By Brooke Eastman ’25, Staff Writer
September 26th, 2022
For almost two years now, junior nursing major Matthew Cieplicki has been working on a project he calls EvREMIND Matters. The project is a service using the Remind app that will send text messages of encouragement and support to students twice a week.
The EvREMIND Matters project was created in the hopes that it would support students on campus and help destigmatize the conversation around mental health.
The idea for the project originally came from an honors project, Cieplicki said. “Our group really wanted to focus on mental health, and after a couple of days of putting out ideas, I came up with sending out messages that spread positivity and promote mental health in different ways.”
The project encourages students to have conversations about mental health and promotes positivity throughout campus to those who may need it. “I think one of the things that are really special about it is that it’s made by students,” Cieplicki said. “A lot of the mental health resources we have aren’t really student-based, it’s based in faculty and healthcare professionals, which is awesome, however, it’s hard for students to really connect with them.”
“Mental health is really important to me, personally I struggle with a lot of anxiety and so I really want to try to make a positive environment for mental health and work against the stigma of it…,” Cieplicki said. “I want things that are actually maybe helping people.”
Cieplicki said he believes mental health is the most important health we have, and that we can change anything with a certain mindset or idea. He looks at it through the lens of athletics—“you can have the best body ever, you can be in the best shape of your life, but if you aren’t mentally strong, you’re not going to be a successful athlete.” Cieplicki, as an athlete himself, agrees that health begins in the mind. When your mental health suffers, the rest of your body feels the effect.

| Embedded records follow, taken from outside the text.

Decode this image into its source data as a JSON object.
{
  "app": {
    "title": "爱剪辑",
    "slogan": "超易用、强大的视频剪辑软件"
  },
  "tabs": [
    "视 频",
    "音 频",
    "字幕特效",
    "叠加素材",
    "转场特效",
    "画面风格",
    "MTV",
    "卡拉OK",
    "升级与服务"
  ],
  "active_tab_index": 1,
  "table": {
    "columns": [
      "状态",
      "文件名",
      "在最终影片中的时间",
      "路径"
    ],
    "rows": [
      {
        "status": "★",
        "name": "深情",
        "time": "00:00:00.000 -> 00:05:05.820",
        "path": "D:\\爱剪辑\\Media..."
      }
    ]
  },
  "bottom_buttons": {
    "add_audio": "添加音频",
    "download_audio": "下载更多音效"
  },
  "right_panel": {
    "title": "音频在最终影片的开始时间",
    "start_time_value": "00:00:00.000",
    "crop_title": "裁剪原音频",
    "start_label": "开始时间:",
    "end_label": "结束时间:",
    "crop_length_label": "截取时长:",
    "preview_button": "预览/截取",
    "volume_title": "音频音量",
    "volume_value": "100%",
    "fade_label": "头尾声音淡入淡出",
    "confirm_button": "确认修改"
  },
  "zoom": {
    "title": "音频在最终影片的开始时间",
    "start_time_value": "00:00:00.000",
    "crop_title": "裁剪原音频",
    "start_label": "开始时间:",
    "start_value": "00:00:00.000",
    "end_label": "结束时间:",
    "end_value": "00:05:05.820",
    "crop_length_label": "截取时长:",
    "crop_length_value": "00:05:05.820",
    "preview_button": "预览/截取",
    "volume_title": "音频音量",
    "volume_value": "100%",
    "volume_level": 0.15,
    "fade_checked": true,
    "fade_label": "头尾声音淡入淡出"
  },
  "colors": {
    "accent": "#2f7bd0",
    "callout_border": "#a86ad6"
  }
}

Cieplicki explains that the stigmatization of mental health discourages people from admitting they may need help. He said that if someone doesn’t think there is a problem, they aren’t as likely to seek support or resources. “It’s kind of creating this awareness that it’s okay if you’re a super anxious test taker, or you’re really lonely and depressed, that’s okay. We’re here for you.”
There are QR codes located around campus in order to sign up for the Remind messages, or students can text @3aka7e8 to 81010 to receive the messages.
Cieplicki said he is hoping to get everything finalized this weekend in order to make the service available next week.